■ What you will do: All entries should be copied exactly, none left out.

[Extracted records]

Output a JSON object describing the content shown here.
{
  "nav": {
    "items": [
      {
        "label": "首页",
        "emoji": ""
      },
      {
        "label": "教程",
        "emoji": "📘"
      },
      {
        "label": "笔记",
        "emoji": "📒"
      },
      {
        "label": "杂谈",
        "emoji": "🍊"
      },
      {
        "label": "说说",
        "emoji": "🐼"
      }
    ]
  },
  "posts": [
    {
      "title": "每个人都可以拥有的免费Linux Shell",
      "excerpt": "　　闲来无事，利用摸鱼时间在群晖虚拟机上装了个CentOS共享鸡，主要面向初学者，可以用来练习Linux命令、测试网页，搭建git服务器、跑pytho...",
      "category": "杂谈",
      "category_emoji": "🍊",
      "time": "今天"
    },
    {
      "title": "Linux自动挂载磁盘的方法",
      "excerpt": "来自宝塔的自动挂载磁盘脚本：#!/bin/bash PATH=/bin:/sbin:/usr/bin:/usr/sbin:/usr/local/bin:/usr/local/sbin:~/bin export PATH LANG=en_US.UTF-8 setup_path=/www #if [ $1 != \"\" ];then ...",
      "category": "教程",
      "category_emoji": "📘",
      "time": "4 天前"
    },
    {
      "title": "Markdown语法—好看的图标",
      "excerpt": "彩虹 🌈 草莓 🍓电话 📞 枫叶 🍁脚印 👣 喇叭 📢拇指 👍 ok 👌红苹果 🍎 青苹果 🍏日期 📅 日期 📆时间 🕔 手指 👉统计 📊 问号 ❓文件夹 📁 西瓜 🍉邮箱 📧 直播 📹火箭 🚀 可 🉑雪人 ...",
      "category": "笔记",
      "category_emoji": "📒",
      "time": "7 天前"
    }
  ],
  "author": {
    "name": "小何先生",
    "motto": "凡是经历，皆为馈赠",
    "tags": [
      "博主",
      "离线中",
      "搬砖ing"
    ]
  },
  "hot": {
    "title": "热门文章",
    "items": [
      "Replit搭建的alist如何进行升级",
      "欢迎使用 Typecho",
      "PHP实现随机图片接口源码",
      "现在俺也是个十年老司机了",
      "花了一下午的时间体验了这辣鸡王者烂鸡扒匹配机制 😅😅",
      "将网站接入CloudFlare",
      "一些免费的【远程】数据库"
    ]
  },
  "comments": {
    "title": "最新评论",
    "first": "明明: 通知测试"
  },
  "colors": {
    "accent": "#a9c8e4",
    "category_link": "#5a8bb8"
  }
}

■ Answer below:
Output a JSON object describing the content shown here.
{
  "nav": {
    "items": [
      {
        "label": "首页",
        "emoji": ""
      },
      {
        "label": "教程",
        "emoji": "📘"
      },
      {
        "label": "笔记",
        "emoji": "📒"
      },
      {
        "label": "杂谈",
        "emoji": "🍊"
      },
      {
        "label": "说说",
        "emoji": "🐼"
      }
    ]
  },
  "posts": [
    {
      "title": "每个人都可以拥有的免费Linux Shell",
      "excerpt": "　　闲来无事，利用摸鱼时间在群晖虚拟机上装了个CentOS共享鸡，主要面向初学者，可以用来练习Linux命令、测试网页，搭建git服务器、跑pytho...",
      "category": "杂谈",
      "category_emoji": "🍊",
      "time": "今天"
    },
    {
      "title": "Linux自动挂载磁盘的方法",
      "excerpt": "来自宝塔的自动挂载磁盘脚本：#!/bin/bash PATH=/bin:/sbin:/usr/bin:/usr/sbin:/usr/local/bin:/usr/local/sbin:~/bin export PATH LANG=en_US.UTF-8 setup_path=/www #if [ $1 != \"\" ];then ...",
      "category": "教程",
      "category_emoji": "📘",
      "time": "4 天前"
    },
    {
      "title": "Markdown语法—好看的图标",
      "excerpt": "彩虹 🌈 草莓 🍓电话 📞 枫叶 🍁脚印 👣 喇叭 📢拇指 👍 ok 👌红苹果 🍎 青苹果 🍏日期 📅 日期 📆时间 🕔 手指 👉统计 📊 问号 ❓文件夹 📁 西瓜 🍉邮箱 📧 直播 📹火箭 🚀 可 🉑雪人 ...",
      "category": "笔记",
      "category_emoji": "📒",
      "time": "7 天前"
    }
  ],
  "author": {
    "name": "小何先生",
    "motto": "凡是经历，皆为馈赠",
    "tags": [
      "博主",
      "离线中",
      "搬砖ing"
    ]
  },
  "hot": {
    "title": "热门文章",
    "items": [
      "Replit搭建的alist如何进行升级",
      "欢迎使用 Typecho",
      "PHP实现随机图片接口源码",
      "现在俺也是个十年老司机了",
      "花了一下午的时间体验了这辣鸡王者烂鸡扒匹配机制 😅😅",
      "将网站接入CloudFlare",
      "一些免费的【远程】数据库"
    ]
  },
  "comments": {
    "title": "最新评论",
    "first": "明明: 通知测试"
  },
  "colors": {
    "accent": "#a9c8e4",
    "category_link": "#5a8bb8"
  }
}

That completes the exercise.